I was late in life getting a passport. For decades, I had no interest in international travel. Zip. I’d toured the United States, but had never been abroad. When conversations about travel rolled around, I’d go silent. I hadn’t been anywhere. I didn’t see the point.
If I had any extra money, I preferred buying something tangible: a Mixmaster for the kitchen, a brake job for my used car, a down comforter. I wanted something I could use for years, enjoy over time. Why waste my money on something as fleeting and ephemeral as travel?
Maybe I was following in my mother’s footsteps. She didn’t get her first passport until after she was 40. It wasn’t until my father walked out on her to find himself at the Esalen Institute that she started traveling. She was a school social worker and she had the summers off. So she’d pack up her house at the Jersey shore and rent it out to finance her travels. Her first summer trip was to study theatre in London–she made friends, had a ball, and never looked back. My mom traveled whenever she could, as much as she could–until age finally stopped her.
Once I started traveling, I didn’t want to stop either. Because now I get it. I understand the appeal. And so I keep traveling. I’ve traveled alone, I’ve traveled with my family, I’ve traveled with friends, and with writers eager for a mind-expanding, adventurous creative vacation. I have traveled to teach and to play and to relax and to study.
In all these circumstances, my planning brain, which controls so much of my life, goes on holiday, my habits are interrupted, my awareness expands, and I happily plunge into life outside my comfort zone. I experience delight. Awe. Reverence. Deep resounding happiness. Life coursing through me.
What I love most about travel is that it wakes up a Laura inside me who is adventurous, fun-loving, easy-going, daring, sensual and alive. When I’m in a new place, my senses are on high alert. I am aware of every nuance of sound, delighted by them all whether they are loud, grating, raucous, shrill or enchanting. I see the world differently: I notice juxtapositions and humor and quirkiness everywhere. I people watch. I observe. I notice things I’ve never noticed before and the things I see evoke wonder, compassion, amazement, gratitude. I taste new tastes, break rules I keep at home, exult in joy.
Travel also brings inevitable moments of discomfort, loneliness, uncertainty, and exhaustion, but for me, these are outweighed by the kaleidoscopic vividness of EVERYTHING I experience when traveling. When I’m somewhere else, my curiosity ignites. My writing brain is engaged. I climb out of my head and into my body. I live more passionately than I do at home.
I like the Laura I become when I travel. She is courageous, adventurous, funny, flexible, fun-loving, introspective, grateful and relaxed.

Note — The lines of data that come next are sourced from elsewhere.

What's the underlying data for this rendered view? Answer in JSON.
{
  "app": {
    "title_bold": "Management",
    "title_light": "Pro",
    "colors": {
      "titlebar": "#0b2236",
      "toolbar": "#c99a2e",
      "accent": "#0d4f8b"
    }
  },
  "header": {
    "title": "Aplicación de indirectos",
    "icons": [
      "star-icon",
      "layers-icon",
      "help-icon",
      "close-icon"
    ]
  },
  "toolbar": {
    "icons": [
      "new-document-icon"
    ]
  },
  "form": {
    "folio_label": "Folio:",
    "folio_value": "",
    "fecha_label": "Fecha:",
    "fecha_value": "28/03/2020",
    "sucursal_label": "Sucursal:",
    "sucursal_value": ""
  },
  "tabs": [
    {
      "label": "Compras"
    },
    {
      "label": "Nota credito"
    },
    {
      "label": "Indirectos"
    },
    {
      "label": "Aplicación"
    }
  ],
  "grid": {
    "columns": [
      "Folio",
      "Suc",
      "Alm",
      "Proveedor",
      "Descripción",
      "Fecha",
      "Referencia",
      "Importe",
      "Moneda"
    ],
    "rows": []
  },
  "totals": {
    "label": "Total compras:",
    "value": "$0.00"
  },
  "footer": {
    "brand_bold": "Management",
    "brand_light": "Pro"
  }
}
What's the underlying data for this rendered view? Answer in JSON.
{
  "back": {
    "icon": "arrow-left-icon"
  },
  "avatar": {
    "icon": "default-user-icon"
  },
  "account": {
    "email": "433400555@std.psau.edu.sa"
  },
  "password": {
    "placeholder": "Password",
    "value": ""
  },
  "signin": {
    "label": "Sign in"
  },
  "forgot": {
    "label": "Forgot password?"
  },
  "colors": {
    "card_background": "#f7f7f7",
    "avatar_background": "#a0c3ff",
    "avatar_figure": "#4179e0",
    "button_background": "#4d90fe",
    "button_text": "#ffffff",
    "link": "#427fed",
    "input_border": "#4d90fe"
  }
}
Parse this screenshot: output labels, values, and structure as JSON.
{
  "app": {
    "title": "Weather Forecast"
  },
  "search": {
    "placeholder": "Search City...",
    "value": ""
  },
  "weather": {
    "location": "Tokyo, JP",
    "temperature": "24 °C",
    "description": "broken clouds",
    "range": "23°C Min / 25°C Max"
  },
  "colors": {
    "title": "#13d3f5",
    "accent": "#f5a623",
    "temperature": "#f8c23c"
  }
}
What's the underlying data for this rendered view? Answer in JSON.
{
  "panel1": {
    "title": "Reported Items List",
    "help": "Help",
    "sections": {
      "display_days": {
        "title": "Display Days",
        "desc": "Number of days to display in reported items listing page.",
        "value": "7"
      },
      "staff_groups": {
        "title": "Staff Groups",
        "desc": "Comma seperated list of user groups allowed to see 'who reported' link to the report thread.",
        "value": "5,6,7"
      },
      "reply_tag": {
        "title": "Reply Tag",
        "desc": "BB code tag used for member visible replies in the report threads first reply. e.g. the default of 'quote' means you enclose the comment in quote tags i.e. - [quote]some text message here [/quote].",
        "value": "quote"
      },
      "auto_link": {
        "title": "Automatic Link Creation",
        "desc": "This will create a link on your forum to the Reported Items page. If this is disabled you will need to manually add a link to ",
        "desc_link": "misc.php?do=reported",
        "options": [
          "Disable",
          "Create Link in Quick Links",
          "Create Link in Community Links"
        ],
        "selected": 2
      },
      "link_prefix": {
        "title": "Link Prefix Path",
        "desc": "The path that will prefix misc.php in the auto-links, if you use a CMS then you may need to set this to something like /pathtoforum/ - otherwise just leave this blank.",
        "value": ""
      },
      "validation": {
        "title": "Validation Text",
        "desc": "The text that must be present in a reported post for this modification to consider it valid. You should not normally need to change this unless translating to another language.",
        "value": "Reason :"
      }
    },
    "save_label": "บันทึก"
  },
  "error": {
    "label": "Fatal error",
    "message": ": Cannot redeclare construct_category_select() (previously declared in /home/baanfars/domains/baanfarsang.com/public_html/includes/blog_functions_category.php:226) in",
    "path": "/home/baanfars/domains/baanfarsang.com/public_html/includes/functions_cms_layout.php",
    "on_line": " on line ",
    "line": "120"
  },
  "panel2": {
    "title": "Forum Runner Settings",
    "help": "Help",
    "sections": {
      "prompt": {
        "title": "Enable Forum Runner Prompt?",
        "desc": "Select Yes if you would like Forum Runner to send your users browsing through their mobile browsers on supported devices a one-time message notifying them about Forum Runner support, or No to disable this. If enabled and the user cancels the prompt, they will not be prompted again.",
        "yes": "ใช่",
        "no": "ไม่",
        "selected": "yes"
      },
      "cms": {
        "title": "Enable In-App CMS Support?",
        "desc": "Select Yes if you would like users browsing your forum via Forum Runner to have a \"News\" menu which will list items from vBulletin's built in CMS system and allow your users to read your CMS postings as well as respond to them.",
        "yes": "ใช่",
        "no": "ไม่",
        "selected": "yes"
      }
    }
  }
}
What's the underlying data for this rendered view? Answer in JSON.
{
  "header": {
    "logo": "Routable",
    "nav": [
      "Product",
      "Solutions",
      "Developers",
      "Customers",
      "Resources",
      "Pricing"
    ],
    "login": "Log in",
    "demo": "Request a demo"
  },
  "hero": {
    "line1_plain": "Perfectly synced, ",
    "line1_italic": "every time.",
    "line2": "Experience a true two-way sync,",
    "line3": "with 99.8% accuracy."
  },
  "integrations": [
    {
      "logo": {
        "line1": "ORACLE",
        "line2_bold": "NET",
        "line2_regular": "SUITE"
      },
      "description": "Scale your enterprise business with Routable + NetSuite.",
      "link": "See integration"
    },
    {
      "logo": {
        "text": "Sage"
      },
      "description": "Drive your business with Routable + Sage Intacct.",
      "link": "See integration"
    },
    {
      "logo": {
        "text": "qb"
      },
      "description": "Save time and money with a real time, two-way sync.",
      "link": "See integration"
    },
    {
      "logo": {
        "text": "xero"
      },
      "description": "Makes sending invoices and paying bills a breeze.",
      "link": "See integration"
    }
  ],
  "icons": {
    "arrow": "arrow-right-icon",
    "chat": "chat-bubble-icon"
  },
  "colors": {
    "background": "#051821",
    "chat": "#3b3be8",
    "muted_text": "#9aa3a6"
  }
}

But I also love coming home. Just a few days ago, I staggered through my front door after my very long trip home from Serbia (and Lebanon before that), thrilled to drop my suitcase, dump my bags, revel in the red wall in the dining room, the familiar green silk curtains with pink poofs at the top in the living room. I loved the hug I got from Karyn, our old calico, Tiger, still shedding on the couch, that typical Santa Cruz temperature that felt so familiar–cooling breeze and warmth of sun. Over the next few days, I rediscovered all of my familiars: MY bathtub, MY bed, MY clothes, the ingredients for MY special morning smoothie and all the foods I wanted during the day, the familiar aisles of my grocery store, the brilliant bursting colors of Karyn’s flower garden. My office. My chair. Our grandchildren. The flowers Karyn planted for me for my birthday last year–in an archway just outside my office–red roses climbing up from one side and white from the other. It was the perfect temperature for walking in jeans, a tank top and a sweatshirt. And there was the ocean again. There were my friends. People who’ve known me for more than thirty years. My books, read and unread. A house I can navigate in the darkness with all its familiar creaks and familiar sounds.
There’s no place like home. I feel so grateful to have this wonderful haven to leave from and come back to–and a whole world beyond to explore.